According to the nonprofit Center on Budget and Policy Priorities, Arizona ranks first in the country in steep cuts to higher education budgets. The state cut spending during the Great Recession, and funding remains at pre-recession levels. Both the Maricopa and Pima districts saw the most dramatic state decreases from 2011 to 2012. Maricopa's state funding decreased by more than $38 million.
Hartle said he can’t think of any other state that has taken such “draconian” measures.
“In the last couple of years, as we’ve come out of the Great Recession, many states have increased support for higher education to restore funding that was taken away when states were most affected by the economic downturn,” he said. Hartle cited Louisiana, where the governor and Legislature are addressing a budget shortfall and looking at higher education cuts, and said, "In other states we've seen significant proposed cuts to higher education, but proposing to take away all support for community colleges as Arizona has really sets the standard."
Down to Zero
Administrators at Maricopa, which serves about 265,000 students, have been dealing with state funding cuts for some time, as seen in the table below.
State Support for Arizona Community College Districts (in millions)
Previous budget cuts have been the catalyst behind Maricopa Corporate College, which caters to companies looking to train employees. The companies, which include Amazon, Ford Motors, Marriott International, Nissan and the City of Phoenix, pay the colleges for training and courses.
That's the sort of "entrepreneurial" thinking that community college leaders must do as states cut their budgets, Bumphus said.
“We definitely saw this [coming] and we’ve been planning on this day,” Maricopa Chancellor Rufus Glasper said.
But the state’s expenditure limitations on community colleges is one additional hurdle Maricopa faces as it looks to public-private partnerships to maintain and increase revenue.
Expenditure limitations place a cap on the amount of local funding colleges can raise, not including grants, federal aid, tuition or fees, in an effort to curb spending and avoid rapid growth. Glasper said the Legislature is listening to their calls to remove those limitations and he’s optimistic there will be progress once the budget process is finalized.

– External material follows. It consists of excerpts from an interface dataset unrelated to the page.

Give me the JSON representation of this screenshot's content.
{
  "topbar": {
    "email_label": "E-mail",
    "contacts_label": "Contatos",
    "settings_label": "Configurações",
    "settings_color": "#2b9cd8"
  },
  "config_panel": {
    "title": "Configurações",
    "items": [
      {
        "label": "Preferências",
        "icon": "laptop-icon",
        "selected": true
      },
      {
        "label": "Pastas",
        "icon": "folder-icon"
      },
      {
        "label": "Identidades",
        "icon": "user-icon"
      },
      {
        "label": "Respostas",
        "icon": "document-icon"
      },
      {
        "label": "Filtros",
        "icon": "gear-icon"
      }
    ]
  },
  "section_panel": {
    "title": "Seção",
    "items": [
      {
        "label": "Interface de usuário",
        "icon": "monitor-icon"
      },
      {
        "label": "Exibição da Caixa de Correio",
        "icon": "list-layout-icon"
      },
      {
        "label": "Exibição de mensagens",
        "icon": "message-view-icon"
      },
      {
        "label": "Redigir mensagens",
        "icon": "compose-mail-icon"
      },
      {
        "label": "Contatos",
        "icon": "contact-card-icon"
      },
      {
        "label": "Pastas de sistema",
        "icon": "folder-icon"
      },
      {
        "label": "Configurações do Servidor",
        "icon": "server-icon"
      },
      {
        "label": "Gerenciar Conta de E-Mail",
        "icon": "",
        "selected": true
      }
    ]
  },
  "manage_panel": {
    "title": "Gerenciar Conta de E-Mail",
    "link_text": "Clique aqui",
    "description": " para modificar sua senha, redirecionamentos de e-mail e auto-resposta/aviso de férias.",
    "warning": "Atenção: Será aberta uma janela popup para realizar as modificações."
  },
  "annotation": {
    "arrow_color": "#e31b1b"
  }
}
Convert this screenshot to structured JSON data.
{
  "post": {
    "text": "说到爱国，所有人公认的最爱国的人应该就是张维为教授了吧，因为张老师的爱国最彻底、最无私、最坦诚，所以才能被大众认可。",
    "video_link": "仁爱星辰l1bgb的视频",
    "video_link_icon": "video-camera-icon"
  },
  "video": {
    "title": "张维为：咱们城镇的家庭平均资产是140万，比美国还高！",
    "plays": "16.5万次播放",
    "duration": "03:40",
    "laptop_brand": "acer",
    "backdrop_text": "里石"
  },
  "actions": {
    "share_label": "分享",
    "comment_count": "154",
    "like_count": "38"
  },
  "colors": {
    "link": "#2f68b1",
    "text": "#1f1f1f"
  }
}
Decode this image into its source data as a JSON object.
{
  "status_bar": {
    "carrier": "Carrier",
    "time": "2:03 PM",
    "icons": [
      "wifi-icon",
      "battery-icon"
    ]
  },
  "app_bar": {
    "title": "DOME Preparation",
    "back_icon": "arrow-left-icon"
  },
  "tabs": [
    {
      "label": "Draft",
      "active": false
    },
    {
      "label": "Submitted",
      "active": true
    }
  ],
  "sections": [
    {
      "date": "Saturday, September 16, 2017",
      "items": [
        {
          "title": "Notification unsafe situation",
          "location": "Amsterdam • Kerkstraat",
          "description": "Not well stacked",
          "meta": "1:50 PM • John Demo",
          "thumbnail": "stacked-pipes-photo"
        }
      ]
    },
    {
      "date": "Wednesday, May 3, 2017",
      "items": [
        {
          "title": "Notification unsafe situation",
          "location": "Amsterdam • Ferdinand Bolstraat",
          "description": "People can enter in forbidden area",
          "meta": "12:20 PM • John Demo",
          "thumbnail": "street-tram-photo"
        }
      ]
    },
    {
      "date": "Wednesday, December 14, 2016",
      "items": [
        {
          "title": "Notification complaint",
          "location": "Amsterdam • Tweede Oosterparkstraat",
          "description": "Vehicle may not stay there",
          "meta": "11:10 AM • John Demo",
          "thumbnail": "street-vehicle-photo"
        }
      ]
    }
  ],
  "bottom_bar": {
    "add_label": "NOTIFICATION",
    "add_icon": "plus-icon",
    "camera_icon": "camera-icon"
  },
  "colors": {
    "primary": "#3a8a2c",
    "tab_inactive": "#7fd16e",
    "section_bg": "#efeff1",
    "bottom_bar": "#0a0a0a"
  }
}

“We’re having conversations with legislative leaders now and we hope over the next year, if not this session, we will be successful,” he said.

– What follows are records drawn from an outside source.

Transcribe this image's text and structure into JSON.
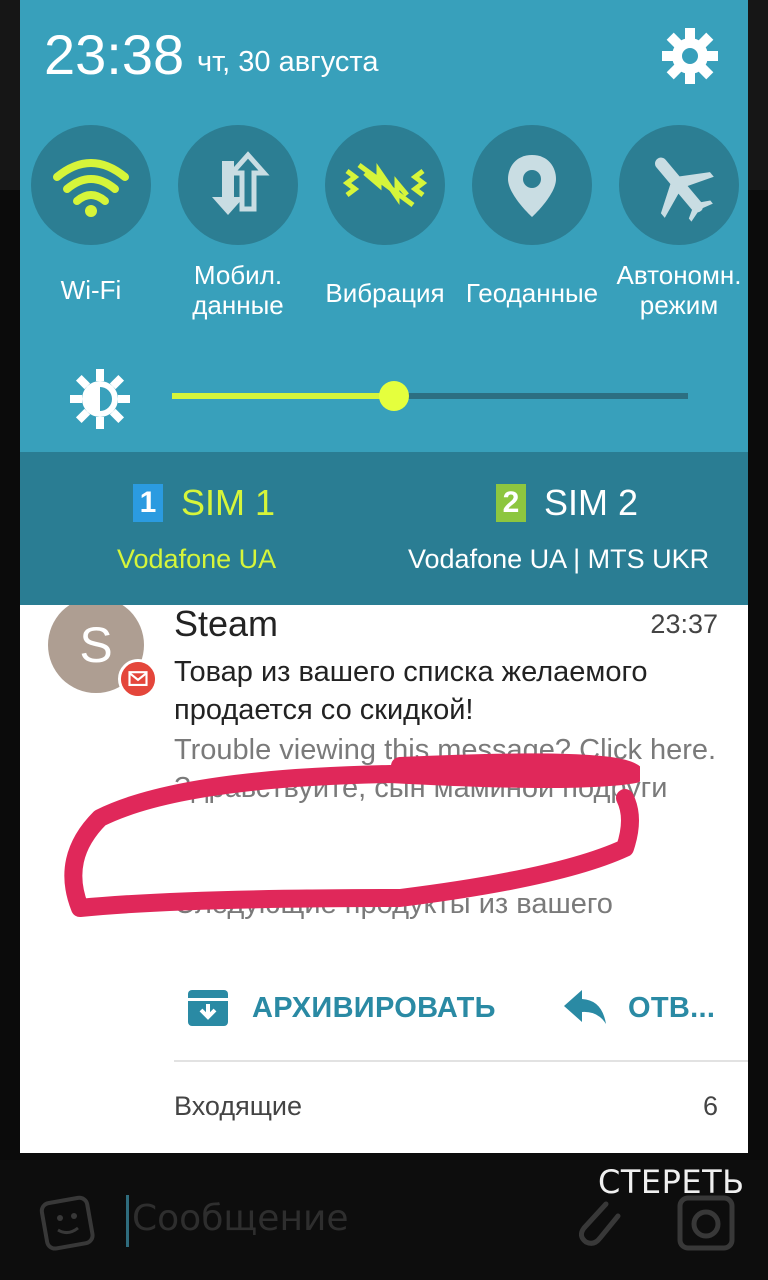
{
  "status": {
    "time": "23:38",
    "date": "чт, 30 августа"
  },
  "quick_settings": [
    {
      "label_line1": "Wi-Fi",
      "label_line2": "",
      "icon": "wifi-icon",
      "active": true
    },
    {
      "label_line1": "Мобил.",
      "label_line2": "данные",
      "icon": "mobile-data-icon",
      "active": false
    },
    {
      "label_line1": "Вибрация",
      "label_line2": "",
      "icon": "vibration-icon",
      "active": true
    },
    {
      "label_line1": "Геоданные",
      "label_line2": "",
      "icon": "location-icon",
      "active": false
    },
    {
      "label_line1": "Автономн.",
      "label_line2": "режим",
      "icon": "airplane-icon",
      "active": false
    }
  ],
  "brightness": {
    "level": 0.43
  },
  "sims": [
    {
      "badge": "1",
      "name": "SIM 1",
      "operator": "Vodafone UA",
      "color": "#d6f53a",
      "badge_color": "#2b9be0"
    },
    {
      "badge": "2",
      "name": "SIM 2",
      "operator": "Vodafone UA | MTS UKR",
      "color": "#ffffff",
      "badge_color": "#8dc63f"
    }
  ],
  "notification": {
    "avatar_letter": "S",
    "sender": "Steam",
    "time": "23:37",
    "subject": "Товар из вашего списка желаемого продается со скидкой!",
    "preview_line1": "Trouble viewing this message? Click here.",
    "preview_line2": "Здравствуйте, сын маминой подруги",
    "preview_line3": "Следующие продукты из вашего",
    "actions": {
      "archive": "АРХИВИРОВАТЬ",
      "reply": "ОТВ..."
    },
    "folder": "Входящие",
    "count": "6"
  },
  "background": {
    "clear_label": "СТЕРЕТЬ",
    "message_placeholder": "Сообщение"
  },
  "colors": {
    "shade": "#38a0bb",
    "qs_circle": "#2c7e93",
    "accent_yellow": "#d6f53a",
    "action_teal": "#2a8aa4",
    "scribble": "#e0285a"
  }
}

“We will have to be successful being aggressive to expand public-private partnerships in order for us to replace a permanent revenue loss of $68 million from over the last 7 years,” Glasper said. “It will need to be a larger volume of corporate members and sustaining members to have predictable revenue.”

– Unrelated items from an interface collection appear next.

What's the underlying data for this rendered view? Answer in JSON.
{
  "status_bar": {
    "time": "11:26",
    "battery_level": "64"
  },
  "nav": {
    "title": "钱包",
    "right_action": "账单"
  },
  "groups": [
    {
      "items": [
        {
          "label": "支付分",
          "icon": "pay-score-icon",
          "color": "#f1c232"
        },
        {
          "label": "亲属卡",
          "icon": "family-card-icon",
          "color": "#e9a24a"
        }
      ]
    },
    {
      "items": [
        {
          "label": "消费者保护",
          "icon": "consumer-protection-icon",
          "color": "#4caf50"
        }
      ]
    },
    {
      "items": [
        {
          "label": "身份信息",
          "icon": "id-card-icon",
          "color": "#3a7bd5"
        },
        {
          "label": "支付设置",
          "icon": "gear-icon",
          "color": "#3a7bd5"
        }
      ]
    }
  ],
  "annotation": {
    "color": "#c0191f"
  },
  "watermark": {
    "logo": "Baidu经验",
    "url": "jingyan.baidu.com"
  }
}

The Maricopa governing board decided in January not to raise taxes or tuition. The corporate college has also been open since July 2013, and while it will make money over time, it won’t immediately replace the lost state revenue, Glasper said.
Community colleges in particular will have to become innovative in order to raise revenue and avoid tuition hikes as some states cut back support. For most colleges that means raising money from alumni or increasing fund-raising and development activities.
But most community colleges don’t typically have established alumni networks, and those take time to develop, Hartle said, adding that Tom Hanks's New York Times op-ed praising Chabot College and free tuition at two-year institutions is a rarity.
Community colleges do change lives, but graduates aren’t as vocal about it, he said. “Whether their alumni will be as generous seems doubtful, and few have an emotional connection to community colleges as you would a four-year residential institution.”